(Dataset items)
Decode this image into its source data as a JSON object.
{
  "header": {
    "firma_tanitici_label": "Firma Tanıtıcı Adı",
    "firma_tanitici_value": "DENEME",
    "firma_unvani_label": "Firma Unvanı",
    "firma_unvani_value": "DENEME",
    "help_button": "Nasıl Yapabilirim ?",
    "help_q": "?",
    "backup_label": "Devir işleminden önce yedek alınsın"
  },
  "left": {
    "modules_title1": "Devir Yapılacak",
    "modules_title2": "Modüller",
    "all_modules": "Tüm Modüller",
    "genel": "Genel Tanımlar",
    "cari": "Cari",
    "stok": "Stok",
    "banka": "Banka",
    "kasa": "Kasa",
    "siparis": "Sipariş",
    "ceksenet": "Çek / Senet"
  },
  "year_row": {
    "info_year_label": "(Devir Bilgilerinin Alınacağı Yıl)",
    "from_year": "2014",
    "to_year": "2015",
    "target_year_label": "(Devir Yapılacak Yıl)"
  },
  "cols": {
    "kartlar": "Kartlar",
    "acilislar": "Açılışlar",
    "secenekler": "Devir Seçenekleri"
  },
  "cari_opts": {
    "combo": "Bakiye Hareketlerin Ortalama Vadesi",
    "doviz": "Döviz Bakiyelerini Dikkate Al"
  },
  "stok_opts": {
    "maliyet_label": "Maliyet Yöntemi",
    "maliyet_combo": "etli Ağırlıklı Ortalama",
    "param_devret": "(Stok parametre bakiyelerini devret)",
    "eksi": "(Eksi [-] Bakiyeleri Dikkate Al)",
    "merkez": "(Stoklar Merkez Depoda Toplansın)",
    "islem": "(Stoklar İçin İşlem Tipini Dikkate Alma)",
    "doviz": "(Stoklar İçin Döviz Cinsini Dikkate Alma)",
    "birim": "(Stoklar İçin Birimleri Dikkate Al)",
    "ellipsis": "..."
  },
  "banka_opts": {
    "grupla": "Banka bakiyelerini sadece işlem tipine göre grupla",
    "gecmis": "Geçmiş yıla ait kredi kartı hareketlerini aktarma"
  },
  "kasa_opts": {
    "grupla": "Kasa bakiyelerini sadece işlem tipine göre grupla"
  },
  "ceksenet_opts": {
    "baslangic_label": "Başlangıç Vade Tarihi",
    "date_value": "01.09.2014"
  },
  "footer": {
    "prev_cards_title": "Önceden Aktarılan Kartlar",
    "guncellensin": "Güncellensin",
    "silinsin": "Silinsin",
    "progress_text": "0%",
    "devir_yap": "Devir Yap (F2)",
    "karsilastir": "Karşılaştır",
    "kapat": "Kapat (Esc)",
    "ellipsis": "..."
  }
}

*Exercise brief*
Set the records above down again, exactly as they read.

*Answer to this task*
Decode this image into its source data as a JSON object.
{
  "header": {
    "firma_tanitici_label": "Firma Tanıtıcı Adı",
    "firma_tanitici_value": "DENEME",
    "firma_unvani_label": "Firma Unvanı",
    "firma_unvani_value": "DENEME",
    "help_button": "Nasıl Yapabilirim ?",
    "help_q": "?",
    "backup_label": "Devir işleminden önce yedek alınsın"
  },
  "left": {
    "modules_title1": "Devir Yapılacak",
    "modules_title2": "Modüller",
    "all_modules": "Tüm Modüller",
    "genel": "Genel Tanımlar",
    "cari": "Cari",
    "stok": "Stok",
    "banka": "Banka",
    "kasa": "Kasa",
    "siparis": "Sipariş",
    "ceksenet": "Çek / Senet"
  },
  "year_row": {
    "info_year_label": "(Devir Bilgilerinin Alınacağı Yıl)",
    "from_year": "2014",
    "to_year": "2015",
    "target_year_label": "(Devir Yapılacak Yıl)"
  },
  "cols": {
    "kartlar": "Kartlar",
    "acilislar": "Açılışlar",
    "secenekler": "Devir Seçenekleri"
  },
  "cari_opts": {
    "combo": "Bakiye Hareketlerin Ortalama Vadesi",
    "doviz": "Döviz Bakiyelerini Dikkate Al"
  },
  "stok_opts": {
    "maliyet_label": "Maliyet Yöntemi",
    "maliyet_combo": "etli Ağırlıklı Ortalama",
    "param_devret": "(Stok parametre bakiyelerini devret)",
    "eksi": "(Eksi [-] Bakiyeleri Dikkate Al)",
    "merkez": "(Stoklar Merkez Depoda Toplansın)",
    "islem": "(Stoklar İçin İşlem Tipini Dikkate Alma)",
    "doviz": "(Stoklar İçin Döviz Cinsini Dikkate Alma)",
    "birim": "(Stoklar İçin Birimleri Dikkate Al)",
    "ellipsis": "..."
  },
  "banka_opts": {
    "grupla": "Banka bakiyelerini sadece işlem tipine göre grupla",
    "gecmis": "Geçmiş yıla ait kredi kartı hareketlerini aktarma"
  },
  "kasa_opts": {
    "grupla": "Kasa bakiyelerini sadece işlem tipine göre grupla"
  },
  "ceksenet_opts": {
    "baslangic_label": "Başlangıç Vade Tarihi",
    "date_value": "01.09.2014"
  },
  "footer": {
    "prev_cards_title": "Önceden Aktarılan Kartlar",
    "guncellensin": "Güncellensin",
    "silinsin": "Silinsin",
    "progress_text": "0%",
    "devir_yap": "Devir Yap (F2)",
    "karsilastir": "Karşılaştır",
    "kapat": "Kapat (Esc)",
    "ellipsis": "..."
  }
}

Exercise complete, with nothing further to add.